Pranjal Tiwari’s vocals are cleans but also quite idiosyncratic in a military kind of way. Since he’s also the drummer, there’s a necessary connection between the vocals and the percussion and it creates some weird rhythms adding to the peculiarity of the band. The addition of Leila Abdul-Rauf (Vastum, Hammers of Misfortune...) can be heard through some harsh vocals and cleans as well but the band principally evolves as a duo (Leila plays the bass live.) Despite this, the sound is full and doesn’t lack anything. The music is quite complex but that’s not something automatically noticeable. You need to look for the hidden details underneath the heavy, repetitive and intricate guitar playing of Nathan Verrill.

While it’s not always fully memorable, Cast Away Souls is a strong record full of twists and turns. Like Realmbuilder does for epic heavy metal, Cardinal Wyrm plays their doom in a vacuum. It’s like they brought their instruments to Mars and composed their songs with the distant memories of their influences. The obvious nods to outside forces were cast away (pun intended.) Svart Records has been releasing strong and progressive thinking material ever since their inception and this one is no exception. One of the most original doom bands around, this is refreshing to hear when there’s so many Electric Wizard copies around.


Tuesday, 7 March 2017

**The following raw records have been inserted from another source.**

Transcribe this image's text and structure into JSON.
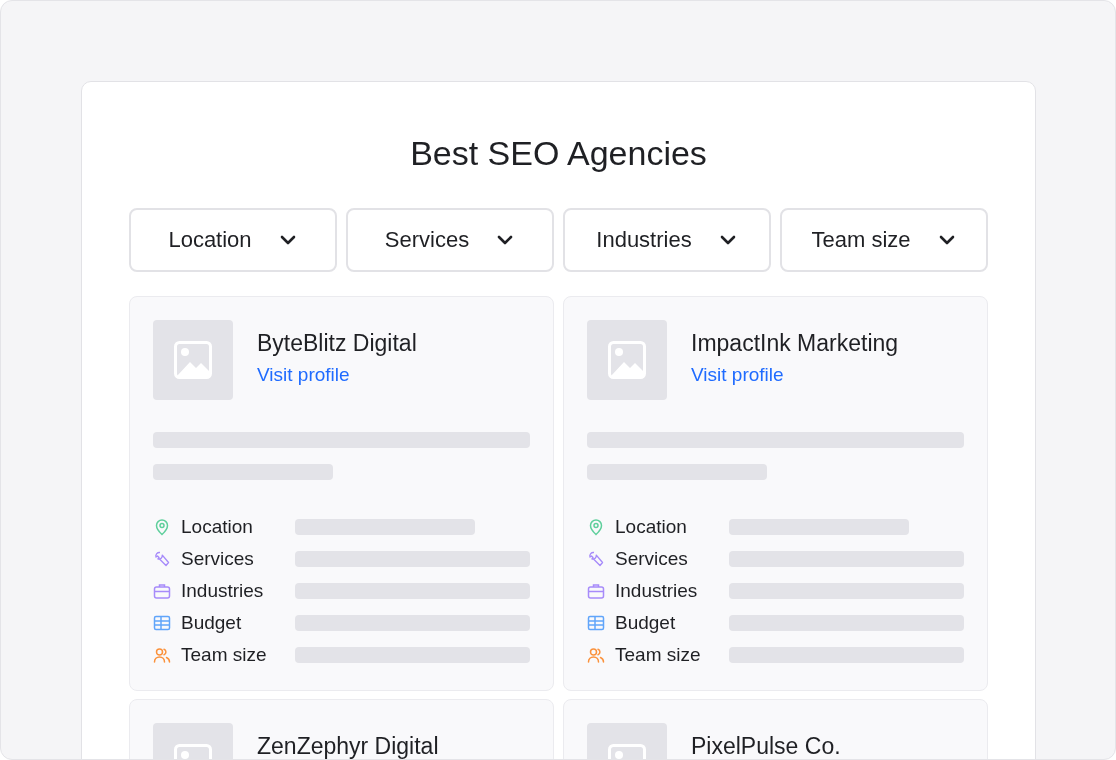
{
  "title": "Best SEO Agencies",
  "filters": [
    {
      "label": "Location"
    },
    {
      "label": "Services"
    },
    {
      "label": "Industries"
    },
    {
      "label": "Team size"
    }
  ],
  "agencies": [
    {
      "name": "ByteBlitz Digital",
      "link": "Visit profile",
      "fields": [
        {
          "kind": "location",
          "label": "Location"
        },
        {
          "kind": "services",
          "label": "Services"
        },
        {
          "kind": "industries",
          "label": "Industries"
        },
        {
          "kind": "budget",
          "label": "Budget"
        },
        {
          "kind": "team",
          "label": "Team size"
        }
      ]
    },
    {
      "name": "ImpactInk Marketing",
      "link": "Visit profile",
      "fields": [
        {
          "kind": "location",
          "label": "Location"
        },
        {
          "kind": "services",
          "label": "Services"
        },
        {
          "kind": "industries",
          "label": "Industries"
        },
        {
          "kind": "budget",
          "label": "Budget"
        },
        {
          "kind": "team",
          "label": "Team size"
        }
      ]
    },
    {
      "name": "ZenZephyr Digital"
    },
    {
      "name": "PixelPulse Co."
    }
  ]
}
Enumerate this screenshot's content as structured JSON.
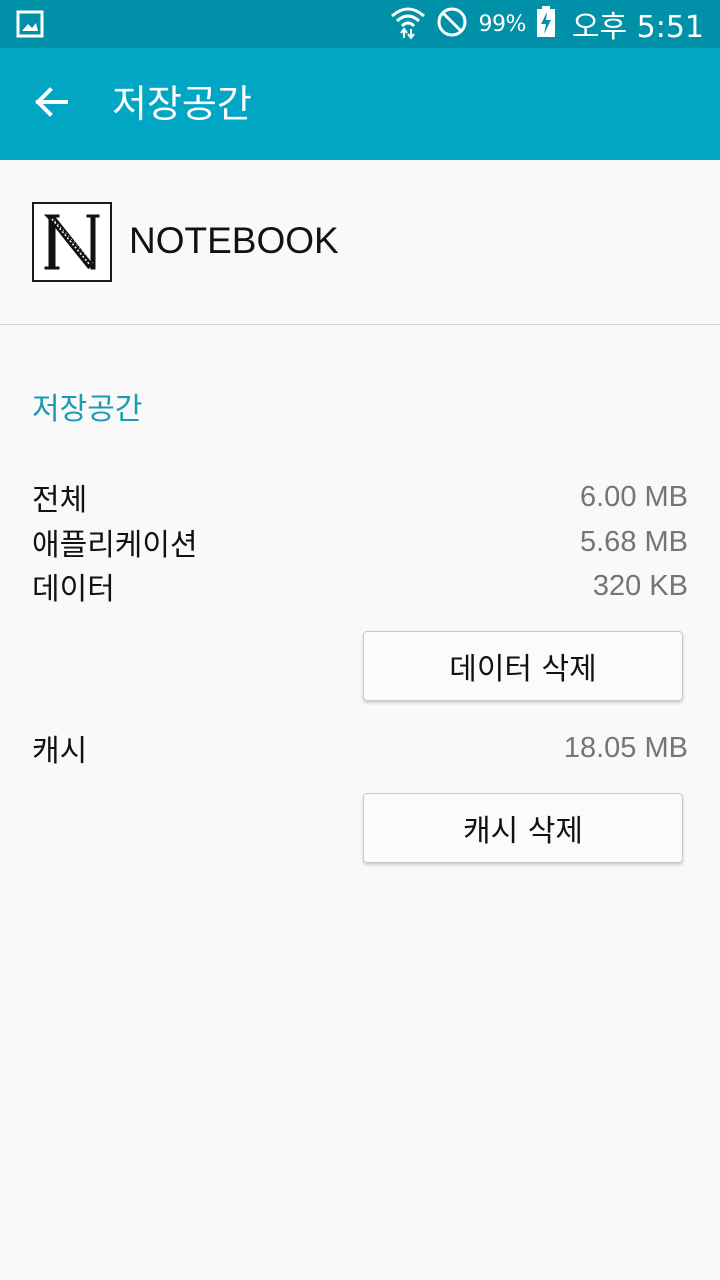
{
  "status_bar": {
    "battery_percent": "99%",
    "time": "오후 5:51",
    "icons": [
      "image-notification-icon",
      "wifi-icon",
      "do-not-disturb-icon",
      "battery-charging-icon"
    ]
  },
  "app_bar": {
    "title": "저장공간",
    "back_icon": "arrow-back-icon"
  },
  "app": {
    "name": "NOTEBOOK",
    "icon": "notebook-app-icon"
  },
  "storage": {
    "section_title": "저장공간",
    "rows": [
      {
        "label": "전체",
        "value": "6.00 MB"
      },
      {
        "label": "애플리케이션",
        "value": "5.68 MB"
      },
      {
        "label": "데이터",
        "value": "320 KB"
      }
    ],
    "clear_data_label": "데이터 삭제",
    "cache": {
      "label": "캐시",
      "value": "18.05 MB"
    },
    "clear_cache_label": "캐시 삭제"
  },
  "colors": {
    "status_bar": "#0090a8",
    "app_bar": "#00a6c4",
    "accent_text": "#1a9bb3",
    "background": "#f9f9f9"
  }
}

Quayde LaHüe - Quayde LaHüe (2016)

Randy Quayde LaHüe

Behind this peculiar band name hides a solid traditional metal/rock band with a strong sense of originality and a take no prisoners approach. The band is quite elusive on the omnipotent internets outside of their Bandcamp page but let it be known that they share three of their members with the excellent Christian Mistress also from the Pacific Northwest area.

The comparisons between the two bands being inevitable, I'll play the game. They're both fronted by women who have more in common the rough 80s days of heavy metal (see Acid or Détente) than anything with corsets released by Nuclear Blast or Century Media. The vox of Jenna Fitton have this natural way to charm you with how imperfect and cozy they are. She just rocks hard and it's truly fun to hear. It's just much more interesting than yet another diva who went to music school. They also evolve in the same nice but CM are more metallic. If you like the Christine Davis' band, you'll surely like this one as well. They like their music groovy, sad but hopeful and with a strong dark imagery.

The riffs of Diedrich and Wulf (not a German band, guys) are infectious and melodic in their lo-fi feel and their simplicity. They have good ears for hooks and catchy leads without turning the whole thing into a technical snooze fest. They worship Thin Lizzy and the rockier side of NWOBHM and you should too.

This twenty-five minutes release is also quite varied. Alternating from mid-paced quasi ballads ("Same Old Song") to melancholic riffier affairs like the opener "I Am Unworthy", Quayde LaHüe are keeping things slow, sad and loose. The production is tight though and it makes you feel like you're right there with the quintet in their rehearsal room. Sometimes modern heavy metal is a crunchier and heavier version of past oeuvres but this retains the same atmosphere as many bands from the formative days of the genre. Days where the line between rock and metal wasn't set in stone.

This first release is right there with Angel Sword, Legionnaire or Scalare as far as heavy metal is concerned. It's classic stuff with a distinctive and voluntarily amateurish sound that is miles ahead of their "well produced" peers catering to newcomers who just discovered Battle Beast. This is a super good EP, I can't wait to hear more stuff from this band.